With your SmartBox powered up and the SmartController on, Piko instructs the user first to confirm a Wi-Fi connection exists between the two units. Don’t worry; this has nothing to do with your personal internet Wi-Fi system. SmartControl works with an internal network generated by the SmartBox. A quick check in settings assured me that the throttle and SmartBox had recognized each other.

Piko SmartControlWith the electronics end set up, it was time to see if I could run a train. You launch Piko’s SmartControl app by touching the small red-and-white icon located in the lower right corner of the home screen. The provided HO-scale locomotives in this set include DCC and sound systems factory installed. Both locomotives appeared in the menu immediately as the app launched — no addressing necessary. For operation of other DCC-equipped locomotives, typing in the address follows the usual approach. The system will allow you to fill out information on your model that it retains. For example, I tested a Rio Grande SD45 model. In the SmartControl’s “Create Locomotive” menu the decoder address went in, and a blank was available for typing in “D&RGW SD45” that would appear in the selections menu. When that locomotive was placed on the track, SmartControl recognized it and operation could commence.

Running a train is basic. You can use the silver wheel on the top of the SmartController, or you’ll find a digitally produced slider bar located across the lower portion of the display screen. Twisting the silver knob throttles up a model. Sliding your finger left-toright across the slider bar on the screen does the same to the speed of a model. Function keys display on the screen based on what the individual model possesses. Picture icons follow the F1–F9 or function key pattern that you would find on a DCC controller.


After operating the pair of provided European-prototype Piko train consists, I selected a number of DCCequipped locomotives from my collection. I purposely looked around to find various electronic makers’ products. I guess I was curious to see what all Piko’s SmartControl could operate and whether anything would trip it up. I tested models with factory-installed DCC and DCC-sound systems, as well as models that I installed either a basic DCC decoder or combination DCCsound unit. Nothing I attempted in my evaluation failed to function with Piko’s SmartControl system. Don’t be intimidated by the fairly thick user manual. Just as you get into the manual, you’ll find a page on disassembling the SmartBox to allow an operator to screw-mount the unit permanently in a location of one’s choice. This is an eyebrow-raising section of the guide to find so soon into the set-up procedure.

If I have a criticism, this is a one-and only minor one. It’s great information, but seeing images of the box taken apart is not the first thing you might want to attempt. The SmartBox will fit most anywhere on your layout. It measures 7.5 inches long by about 3 inches wide and 1.5 inches tall. It’s approximately the size of a typical Wi-Fi box. I’ll admit that electronics end of the hobby can be challenging. I was amazed at the ease of setting up this system. I had Piko’s SmartControl up and running in five minutes! This is an intriguing DCC system. I’ve only explained the very basics in this review. Because Piko’s system uses an Android app, updates and innovations are possible without outdating your SmartControl unit. Watch for reviews on additional features available from Piko’s SmartControl in coming editions of Model Railroad News.
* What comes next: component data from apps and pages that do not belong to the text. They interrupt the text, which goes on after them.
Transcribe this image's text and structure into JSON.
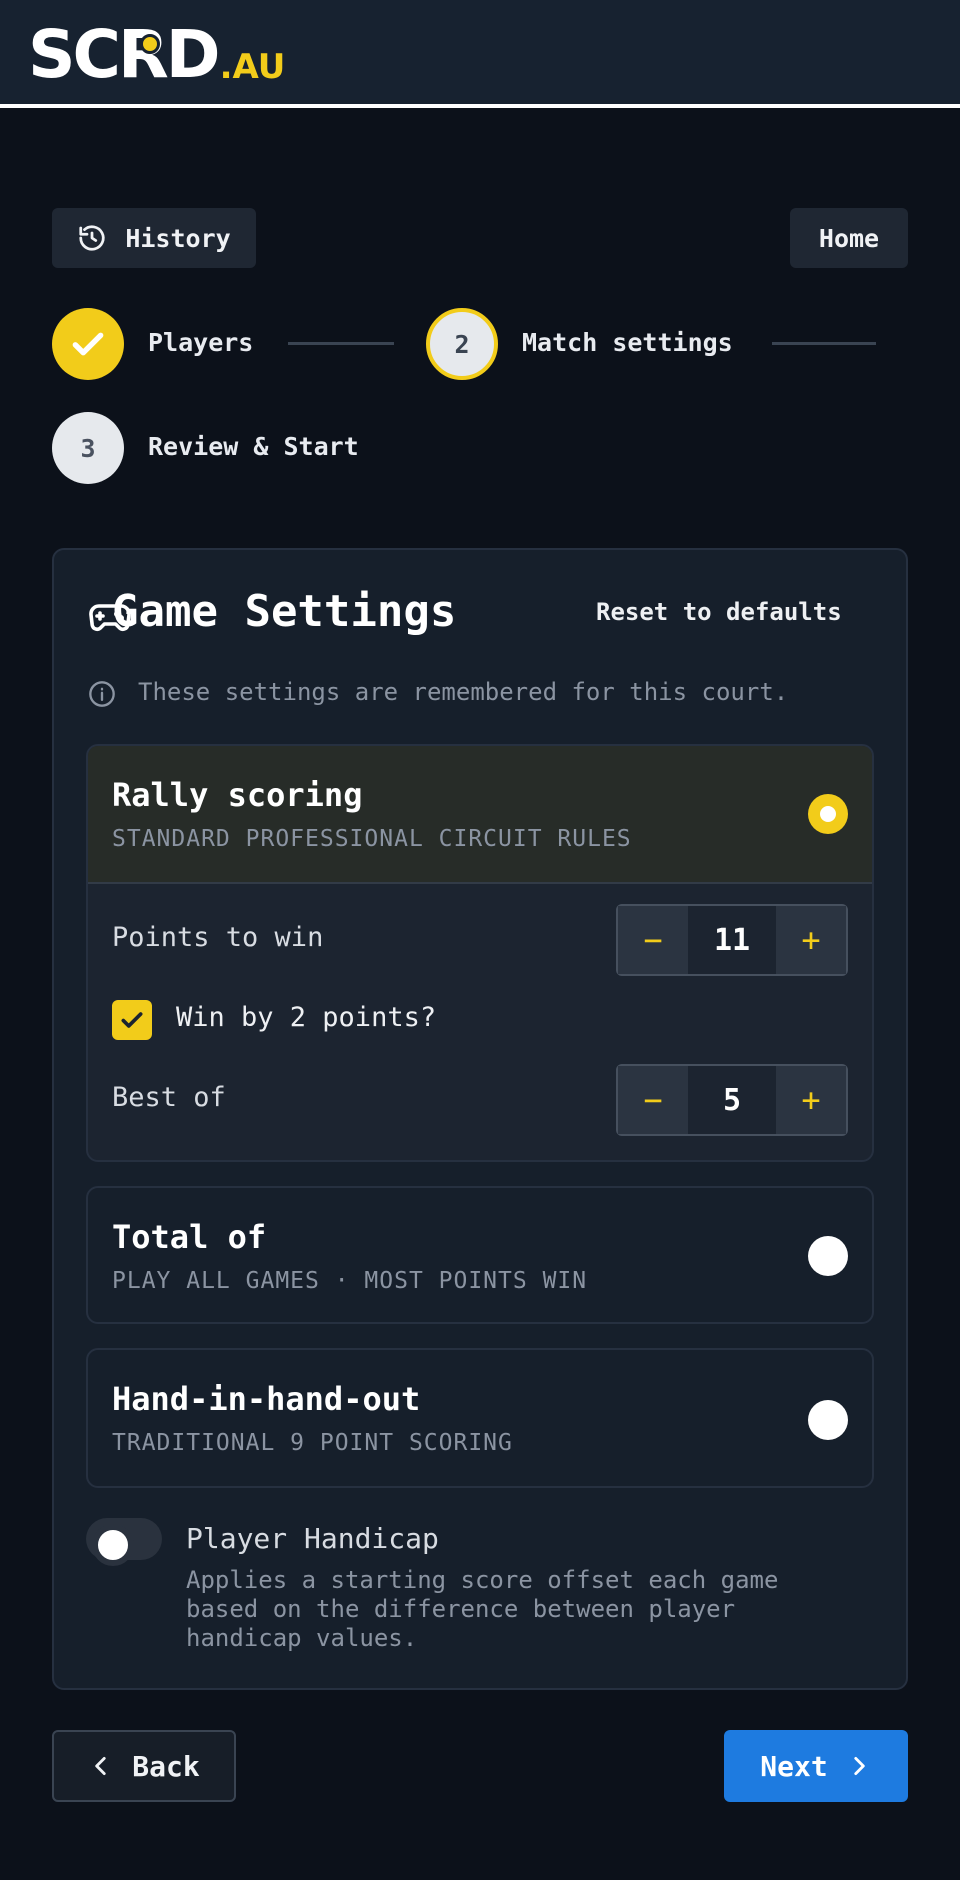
{
  "brand": {
    "name": "SCRD",
    "suffix": ".AU",
    "accent": "#f2cc1a",
    "primary": "#1e7be0"
  },
  "nav": {
    "history_label": "History",
    "history_icon": "history-icon",
    "home_label": "Home"
  },
  "steps": [
    {
      "number": "✓",
      "label": "Players",
      "state": "complete"
    },
    {
      "number": "2",
      "label": "Match settings",
      "state": "current"
    },
    {
      "number": "3",
      "label": "Review & Start",
      "state": "upcoming"
    }
  ],
  "settings": {
    "title": "Game Settings",
    "icon": "gamepad-icon",
    "reset_label": "Reset to defaults",
    "info": "These settings are remembered for this court.",
    "options": [
      {
        "title": "Rally scoring",
        "subtitle": "STANDARD PROFESSIONAL CIRCUIT RULES",
        "selected": true
      },
      {
        "title": "Total of",
        "subtitle": "PLAY ALL GAMES · MOST POINTS WIN",
        "selected": false
      },
      {
        "title": "Hand-in-hand-out",
        "subtitle": "TRADITIONAL 9 POINT SCORING",
        "selected": false
      }
    ],
    "points_to_win": {
      "label": "Points to win",
      "value": "11",
      "minus": "−",
      "plus": "+"
    },
    "win_by_two": {
      "label": "Win by 2 points?",
      "checked": true
    },
    "best_of": {
      "label": "Best of",
      "value": "5",
      "minus": "−",
      "plus": "+"
    },
    "handicap": {
      "label": "Player Handicap",
      "enabled": false,
      "description": "Applies a starting score offset each game based on the difference between player handicap values."
    }
  },
  "footer": {
    "back_label": "Back",
    "next_label": "Next"
  }
}
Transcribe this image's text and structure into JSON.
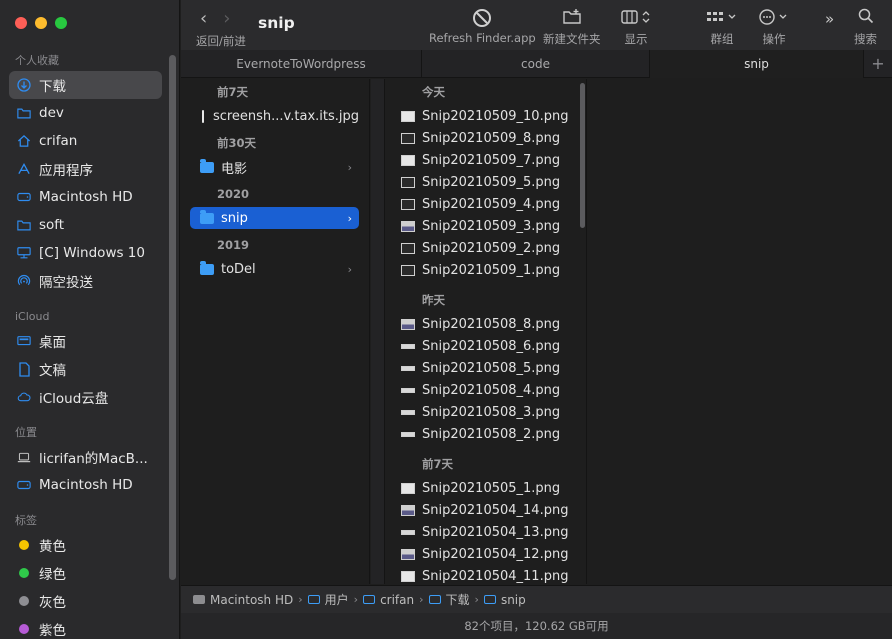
{
  "window": {
    "title": "snip"
  },
  "sidebar": {
    "favorites_header": "个人收藏",
    "favorites": [
      {
        "label": "下载",
        "icon": "download-icon",
        "selected": true
      },
      {
        "label": "dev",
        "icon": "folder-icon"
      },
      {
        "label": "crifan",
        "icon": "home-icon"
      },
      {
        "label": "应用程序",
        "icon": "applications-icon"
      },
      {
        "label": "Macintosh HD",
        "icon": "drive-icon"
      },
      {
        "label": "soft",
        "icon": "folder-icon"
      },
      {
        "label": "[C] Windows 10",
        "icon": "network-drive-icon"
      },
      {
        "label": "隔空投送",
        "icon": "airdrop-icon"
      }
    ],
    "icloud_header": "iCloud",
    "icloud": [
      {
        "label": "桌面",
        "icon": "desktop-icon"
      },
      {
        "label": "文稿",
        "icon": "document-icon"
      },
      {
        "label": "iCloud云盘",
        "icon": "cloud-icon"
      }
    ],
    "locations_header": "位置",
    "locations": [
      {
        "label": "licrifan的MacB...",
        "icon": "laptop-icon"
      },
      {
        "label": "Macintosh HD",
        "icon": "drive-icon"
      }
    ],
    "tags_header": "标签",
    "tags": [
      {
        "label": "黄色",
        "color": "#f5c400"
      },
      {
        "label": "绿色",
        "color": "#2fc94a"
      },
      {
        "label": "灰色",
        "color": "#8e8e93"
      },
      {
        "label": "紫色",
        "color": "#b65bd6"
      }
    ]
  },
  "toolbar": {
    "nav_label": "返回/前进",
    "refresh_label": "Refresh Finder.app",
    "new_folder_label": "新建文件夹",
    "display_label": "显示",
    "group_label": "群组",
    "action_label": "操作",
    "search_label": "搜索"
  },
  "tabs": [
    {
      "label": "EvernoteToWordpress",
      "active": false
    },
    {
      "label": "code",
      "active": false
    },
    {
      "label": "snip",
      "active": true
    }
  ],
  "column1": [
    {
      "group": "前7天",
      "items": [
        {
          "label": "screensh...v.tax.its.jpg",
          "kind": "file"
        }
      ]
    },
    {
      "group": "前30天",
      "items": [
        {
          "label": "电影",
          "kind": "folder"
        }
      ]
    },
    {
      "group": "2020",
      "items": [
        {
          "label": "snip",
          "kind": "folder",
          "selected": true
        }
      ]
    },
    {
      "group": "2019",
      "items": [
        {
          "label": "toDel",
          "kind": "folder"
        }
      ]
    }
  ],
  "column2": [
    {
      "group": "今天",
      "items": [
        {
          "label": "Snip20210509_10.png",
          "thumb": "light"
        },
        {
          "label": "Snip20210509_8.png",
          "thumb": "dark"
        },
        {
          "label": "Snip20210509_7.png",
          "thumb": "light"
        },
        {
          "label": "Snip20210509_5.png",
          "thumb": "dark"
        },
        {
          "label": "Snip20210509_4.png",
          "thumb": "dark"
        },
        {
          "label": "Snip20210509_3.png",
          "thumb": "pic"
        },
        {
          "label": "Snip20210509_2.png",
          "thumb": "dark"
        },
        {
          "label": "Snip20210509_1.png",
          "thumb": "dark"
        }
      ]
    },
    {
      "group": "昨天",
      "items": [
        {
          "label": "Snip20210508_8.png",
          "thumb": "pic"
        },
        {
          "label": "Snip20210508_6.png",
          "thumb": "thin"
        },
        {
          "label": "Snip20210508_5.png",
          "thumb": "thin"
        },
        {
          "label": "Snip20210508_4.png",
          "thumb": "thin"
        },
        {
          "label": "Snip20210508_3.png",
          "thumb": "thin"
        },
        {
          "label": "Snip20210508_2.png",
          "thumb": "thin"
        }
      ]
    },
    {
      "group": "前7天",
      "items": [
        {
          "label": "Snip20210505_1.png",
          "thumb": "light"
        },
        {
          "label": "Snip20210504_14.png",
          "thumb": "pic"
        },
        {
          "label": "Snip20210504_13.png",
          "thumb": "thin"
        },
        {
          "label": "Snip20210504_12.png",
          "thumb": "pic"
        },
        {
          "label": "Snip20210504_11.png",
          "thumb": "light"
        }
      ]
    }
  ],
  "pathbar": [
    {
      "label": "Macintosh HD",
      "icon": "drive-icon"
    },
    {
      "label": "用户",
      "icon": "folder-icon"
    },
    {
      "label": "crifan",
      "icon": "folder-icon"
    },
    {
      "label": "下载",
      "icon": "folder-icon"
    },
    {
      "label": "snip",
      "icon": "folder-icon"
    }
  ],
  "status": "82个项目，120.62 GB可用"
}
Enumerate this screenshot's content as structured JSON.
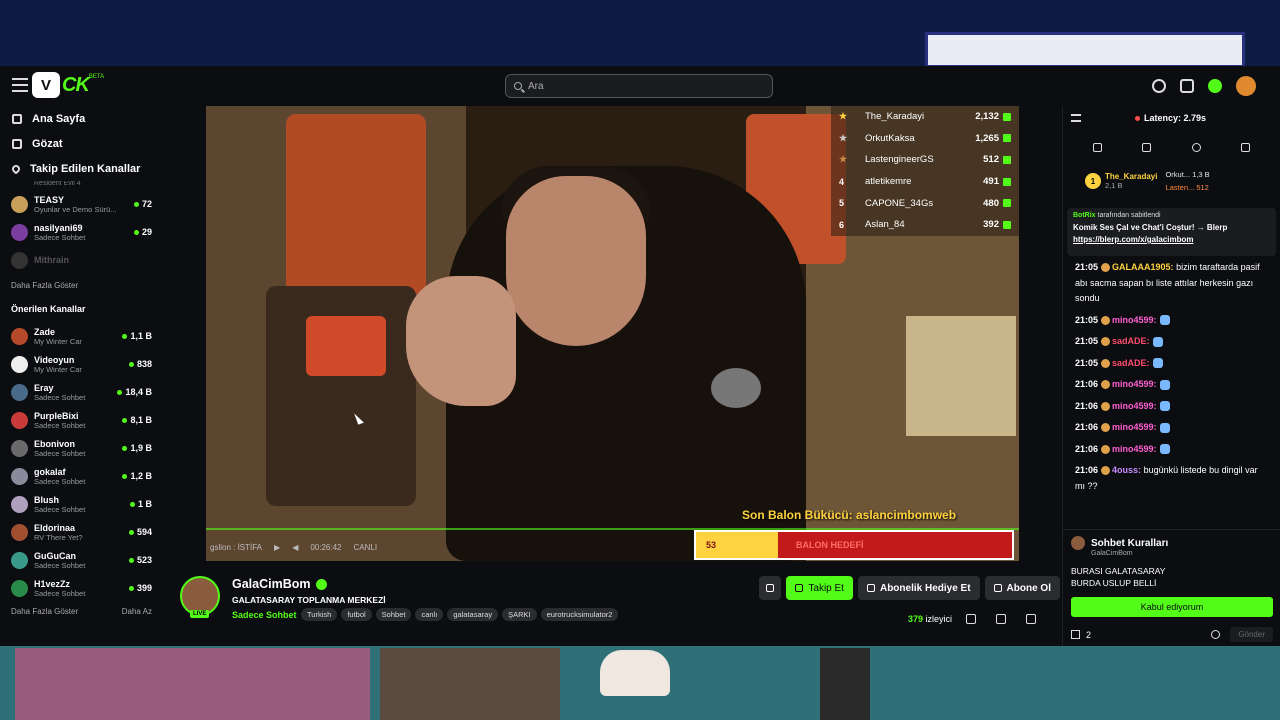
{
  "header": {
    "logo_text": "CK",
    "logo_beta": "BETA",
    "search_placeholder": "Ara"
  },
  "nav": [
    {
      "label": "Ana Sayfa",
      "icon": "home-icon"
    },
    {
      "label": "Gözat",
      "icon": "browse-icon"
    },
    {
      "label": "Takip Edilen Kanallar",
      "icon": "heart-icon"
    }
  ],
  "followed_partial": "Resident Evil 4",
  "followed": [
    {
      "name": "TEASY",
      "category": "Oyunlar ve Demo Sürü...",
      "viewers": "72"
    },
    {
      "name": "nasilyani69",
      "category": "Sadece Sohbet",
      "viewers": "29"
    },
    {
      "name": "Mithrain",
      "category": "",
      "viewers": ""
    }
  ],
  "show_more": "Daha Fazla Göster",
  "recommended_title": "Önerilen Kanallar",
  "recommended": [
    {
      "name": "Zade",
      "category": "My Winter Car",
      "viewers": "1,1 B"
    },
    {
      "name": "Videoyun",
      "category": "My Winter Car",
      "viewers": "838"
    },
    {
      "name": "Eray",
      "category": "Sadece Sohbet",
      "viewers": "18,4 B"
    },
    {
      "name": "PurpleBixi",
      "category": "Sadece Sohbet",
      "viewers": "8,1 B"
    },
    {
      "name": "Ebonivon",
      "category": "Sadece Sohbet",
      "viewers": "1,9 B"
    },
    {
      "name": "gokalaf",
      "category": "Sadece Sohbet",
      "viewers": "1,2 B"
    },
    {
      "name": "Blush",
      "category": "Sadece Sohbet",
      "viewers": "1 B"
    },
    {
      "name": "Eldorinaa",
      "category": "RV There Yet?",
      "viewers": "594"
    },
    {
      "name": "GuGuCan",
      "category": "Sadece Sohbet",
      "viewers": "523"
    },
    {
      "name": "H1vezZz",
      "category": "Sadece Sohbet",
      "viewers": "399"
    }
  ],
  "sidebar_footer": {
    "more": "Daha Fazla Göster",
    "less": "Daha Az"
  },
  "video": {
    "leaderboard": [
      {
        "rank": "",
        "name": "The_Karadayi",
        "amount": "2,132"
      },
      {
        "rank": "",
        "name": "OrkutKaksa",
        "amount": "1,265"
      },
      {
        "rank": "",
        "name": "LastengineerGS",
        "amount": "512"
      },
      {
        "rank": "4",
        "name": "atletikemre",
        "amount": "491"
      },
      {
        "rank": "5",
        "name": "CAPONE_34Gs",
        "amount": "480"
      },
      {
        "rank": "6",
        "name": "Aslan_84",
        "amount": "392"
      }
    ],
    "balloon_text": "Son Balon Bükücü: aslancimbomweb",
    "goal_number": "53",
    "goal_label": "BALON HEDEFİ",
    "goal_progress": 0.26,
    "overlay_caption": "gslion : İSTİFA",
    "time": "00:26:42",
    "live_label": "CANLI"
  },
  "stream": {
    "channel": "GalaCimBom",
    "title": "GALATASARAY TOPLANMA MERKEZİ",
    "category": "Sadece Sohbet",
    "tags": [
      "Turkish",
      "futbol",
      "Sohbet",
      "canlı",
      "galatasaray",
      "ŞARKI",
      "eurotrucksimulator2"
    ],
    "live_badge": "LIVE",
    "follow": "Takip Et",
    "gift_sub": "Abonelik Hediye Et",
    "subscribe": "Abone Ol",
    "viewers_count": "379",
    "viewers_label": "izleyici"
  },
  "chat": {
    "latency": "Latency: 2.79s",
    "top_gifter_1": {
      "rank": "1",
      "name": "The_Karadayi",
      "amount": "2,1 B"
    },
    "top_gifter_2": "Orkut... 1,3 B",
    "top_gifter_3": "Lasten... 512",
    "pinned_by_user": "BotRix",
    "pinned_by_suffix": "tarafından sabitlendi",
    "pinned_msg": "Komik Ses Çal ve Chat'i Coştur! → Blerp",
    "pinned_link": "https://blerp.com/x/galacimbom",
    "messages": [
      {
        "time": "21:05",
        "user": "GALAAA1905:",
        "color": "#ffd23f",
        "text": "bizim taraftarda pasif abı sacma sapan bı liste attılar herkesin gazı sondu"
      },
      {
        "time": "21:05",
        "user": "mino4599:",
        "color": "#ff5fd2",
        "text": ""
      },
      {
        "time": "21:05",
        "user": "sadADE:",
        "color": "#ff4d6d",
        "text": ""
      },
      {
        "time": "21:05",
        "user": "sadADE:",
        "color": "#ff4d6d",
        "text": ""
      },
      {
        "time": "21:06",
        "user": "mino4599:",
        "color": "#ff5fd2",
        "text": ""
      },
      {
        "time": "21:06",
        "user": "mino4599:",
        "color": "#ff5fd2",
        "text": ""
      },
      {
        "time": "21:06",
        "user": "mino4599:",
        "color": "#ff5fd2",
        "text": ""
      },
      {
        "time": "21:06",
        "user": "mino4599:",
        "color": "#ff5fd2",
        "text": ""
      },
      {
        "time": "21:06",
        "user": "4ouss:",
        "color": "#c98bff",
        "text": "bugünkü listede bu dingil var mı ??"
      }
    ],
    "rules_title": "Sohbet Kuralları",
    "rules_channel": "GalaCimBom",
    "rules_text_1": "BURASI GALATASARAY",
    "rules_text_2": "BURDA USLUP BELLİ",
    "rules_accept": "Kabul ediyorum",
    "user_count": "2",
    "send": "Gönder"
  },
  "colors": {
    "accent": "#53fc18",
    "bg": "#0b0d10",
    "gold": "#ffd23f"
  }
}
Piko America
SmartControl Starter Set
ICE 3 and Freight with DCC and sound
#59114, MSRP: $999.99

Piko America
4610 Alvarado Canyon Road, Suite 5
San Diego, CA 92120

This review appeared in the May 2016 edition of Model Railroad News

This article was posted on: April 25, 2016